Both of them punctuated their remarks with expressions of shock and dismay: "Unbelievable." "It can't be." The problem with Germans, Hermann Heck said, is that we like to sweep everything under the rug.
I left the house and turned right. No. 19 seemed perfectly normal. A white fence, two garbage bins, a box for mail and another for the newspaper, some steps, a path and then another five steps leading up to a two-story house with a tiled roof in the shape of a pyramid, from which the second-floor rooms jut out. The name appears on the doorbell. The garden was immaculate. Flowers in a panoply of colors which invite dozens of bees to hover around them, herbs and bushes, all in exemplary order, trimmed to the last centimeter. Decorative white curtains covered large windows, on whose sills flower boxes were perched. At one point a curtain on the second floor was opened and Samuel Kunz's son motioned me to leave. I gestured for him to come down, but he gave me the finger and disappeared.
Suddenly I saw an old couple walking toward me along the street. She walked erect and slightly ahead of him, in a long, light wool beige jacket, a blue skirt and square sunglasses. He walked behind her, stooped, aided by a cane and wearing black pants and a gray jacket over a blue-and-red checked shirt buttoned to the top. Can I talk to you, I asked. There is nothing to talk about, the woman said assertively and pulled Kunz's arm. They went on walking. I turned around and said, "Wissen Sie, Ich bin Judisch" ("I am Jewish, you know" ). Kunz stopped, turned around and gave me a long look, until his wife pulled him again and led him up the stairs toward home.
The Belzec killing machine
The Belzec death camp was run by 20 to 30 Germans from the S.S., in command and administrative posts, supplemented by between 90 and 120 Ukrainians, who had been trained at Trawniki − Soviet POWs who volunteered to serve the Reich.
Initially there were three gas chambers at Belzec, situated in a barracks of 12 x 8 meters.

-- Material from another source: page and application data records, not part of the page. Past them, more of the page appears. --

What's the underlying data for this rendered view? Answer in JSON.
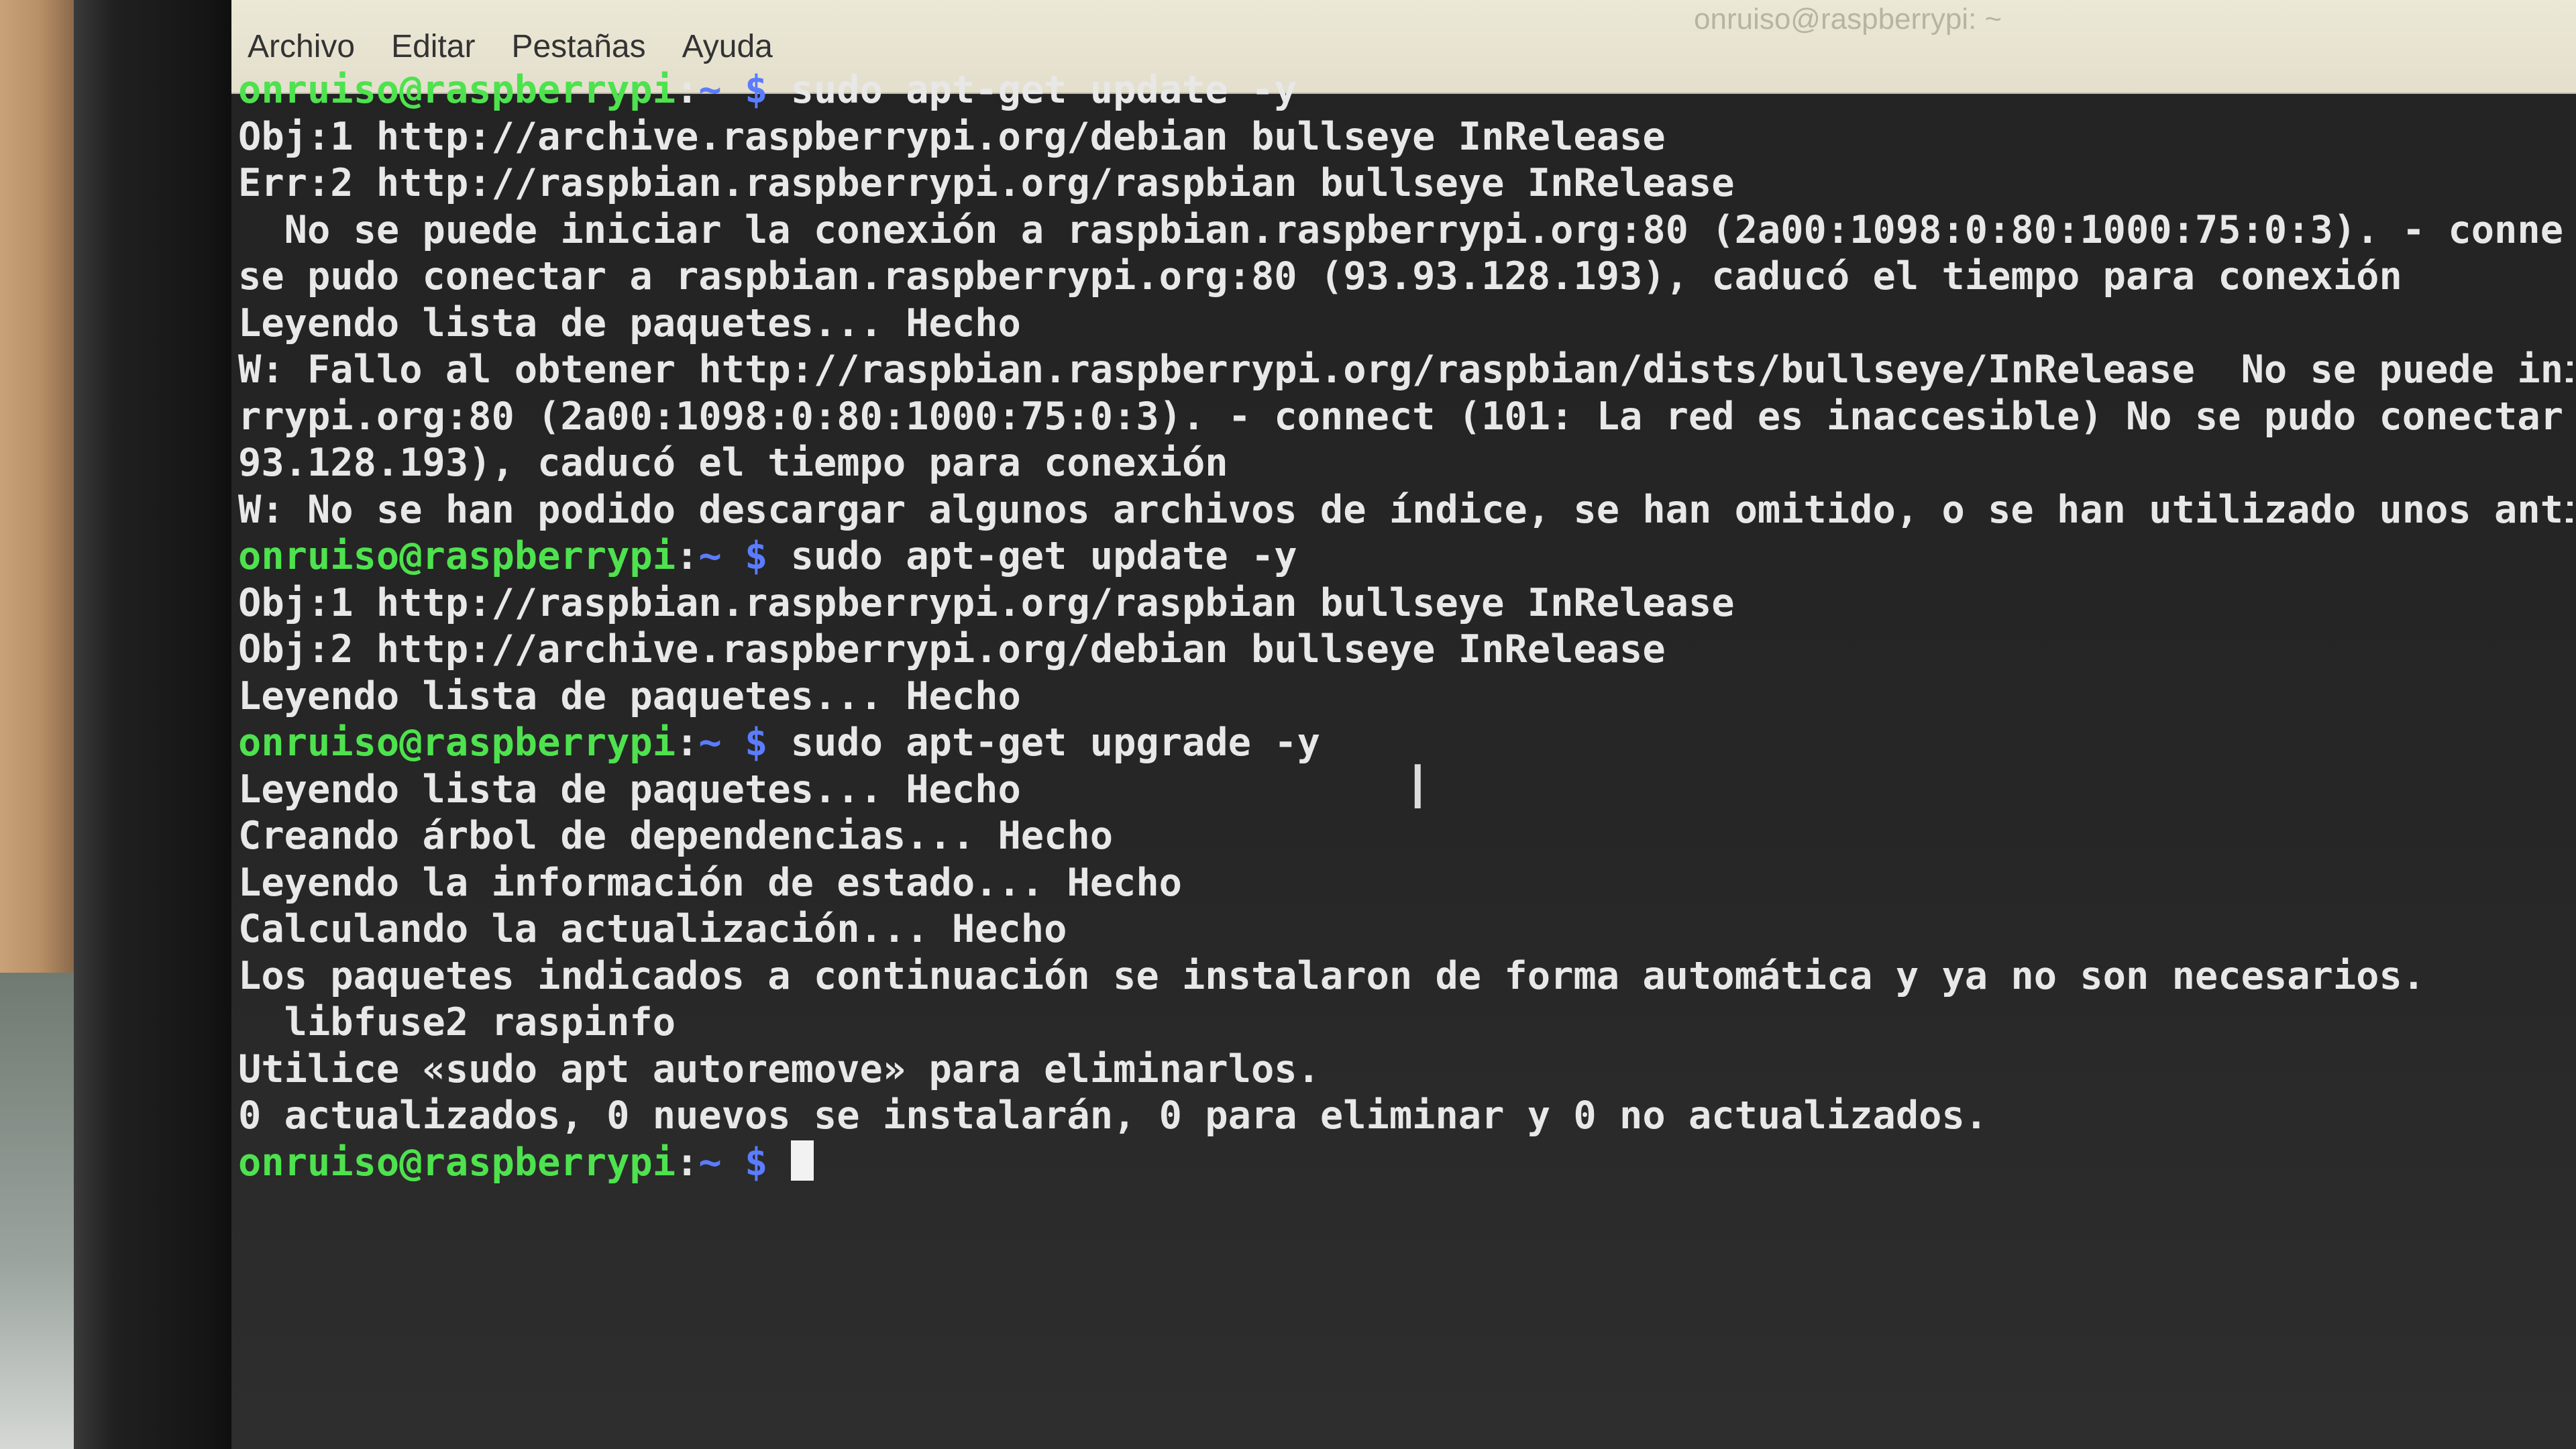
{
  "window": {
    "title": "onruiso@raspberrypi: ~"
  },
  "menu": [
    "Archivo",
    "Editar",
    "Pestañas",
    "Ayuda"
  ],
  "terminal": {
    "lines": [
      {
        "type": "prompt",
        "user": "onruiso@raspberrypi",
        "sep": ":",
        "path": "~ $",
        "cmd": " sudo apt-get update -y"
      },
      {
        "type": "out",
        "text": "Obj:1 http://archive.raspberrypi.org/debian bullseye InRelease"
      },
      {
        "type": "out",
        "text": "Err:2 http://raspbian.raspberrypi.org/raspbian bullseye InRelease"
      },
      {
        "type": "out",
        "text": "  No se puede iniciar la conexión a raspbian.raspberrypi.org:80 (2a00:1098:0:80:1000:75:0:3). - conne"
      },
      {
        "type": "out",
        "text": "se pudo conectar a raspbian.raspberrypi.org:80 (93.93.128.193), caducó el tiempo para conexión"
      },
      {
        "type": "out",
        "text": "Leyendo lista de paquetes... Hecho"
      },
      {
        "type": "out",
        "text": "W: Fallo al obtener http://raspbian.raspberrypi.org/raspbian/dists/bullseye/InRelease  No se puede ini"
      },
      {
        "type": "out",
        "text": "rrypi.org:80 (2a00:1098:0:80:1000:75:0:3). - connect (101: La red es inaccesible) No se pudo conectar"
      },
      {
        "type": "out",
        "text": "93.128.193), caducó el tiempo para conexión"
      },
      {
        "type": "out",
        "text": "W: No se han podido descargar algunos archivos de índice, se han omitido, o se han utilizado unos anti"
      },
      {
        "type": "prompt",
        "user": "onruiso@raspberrypi",
        "sep": ":",
        "path": "~ $",
        "cmd": " sudo apt-get update -y"
      },
      {
        "type": "out",
        "text": "Obj:1 http://raspbian.raspberrypi.org/raspbian bullseye InRelease"
      },
      {
        "type": "out",
        "text": "Obj:2 http://archive.raspberrypi.org/debian bullseye InRelease"
      },
      {
        "type": "out",
        "text": "Leyendo lista de paquetes... Hecho"
      },
      {
        "type": "prompt",
        "user": "onruiso@raspberrypi",
        "sep": ":",
        "path": "~ $",
        "cmd": " sudo apt-get upgrade -y"
      },
      {
        "type": "out",
        "text": "Leyendo lista de paquetes... Hecho"
      },
      {
        "type": "out",
        "text": "Creando árbol de dependencias... Hecho"
      },
      {
        "type": "out",
        "text": "Leyendo la información de estado... Hecho"
      },
      {
        "type": "out",
        "text": "Calculando la actualización... Hecho"
      },
      {
        "type": "out",
        "text": "Los paquetes indicados a continuación se instalaron de forma automática y ya no son necesarios."
      },
      {
        "type": "out",
        "text": "  libfuse2 raspinfo"
      },
      {
        "type": "out",
        "text": "Utilice «sudo apt autoremove» para eliminarlos."
      },
      {
        "type": "out",
        "text": "0 actualizados, 0 nuevos se instalarán, 0 para eliminar y 0 no actualizados."
      },
      {
        "type": "prompt",
        "user": "onruiso@raspberrypi",
        "sep": ":",
        "path": "~ $",
        "cmd": " ",
        "cursor": true
      }
    ]
  },
  "colors": {
    "prompt_user": "#4ee24e",
    "prompt_path": "#5b7cff",
    "text": "#e8e8e8",
    "background": "#252525",
    "menubar": "#e9e5d2"
  }
}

The building had two walls with a layer of sand between them for insulation and was divided into three rooms, of 4 x 8 meters. The floor and the walls of the gas chambers were covered up to a height of one meter with tin. The doors were made of heavy wood in order to withstand the pressure from within. Pipes led into the gas chambers.
At the end of February 1942 experiments were undertaken to determine whether the gas chambers were in proper working order and to test their efficiency.
Groups of Jews were brought from the town of Lubica Kralovska and pushed inside. The gas, carbon monoxide, was brought in metal containers and fed in through the pipes. Jews who had been forced to build the camp were also murdered in the experimental phase, when a 250-horsepower diesel engine was installed outside the chambers to pump the carbon monoxide into the killing spaces, which made the use of metal containers superfluous.
On March 17, 1942, after the tests were concluded, the mass murder began. All told, some 600,000 persons were murdered in Belzec, almost all of them Jews, as well as several hundred or several thousand Roma. (Source: Yad Vashem)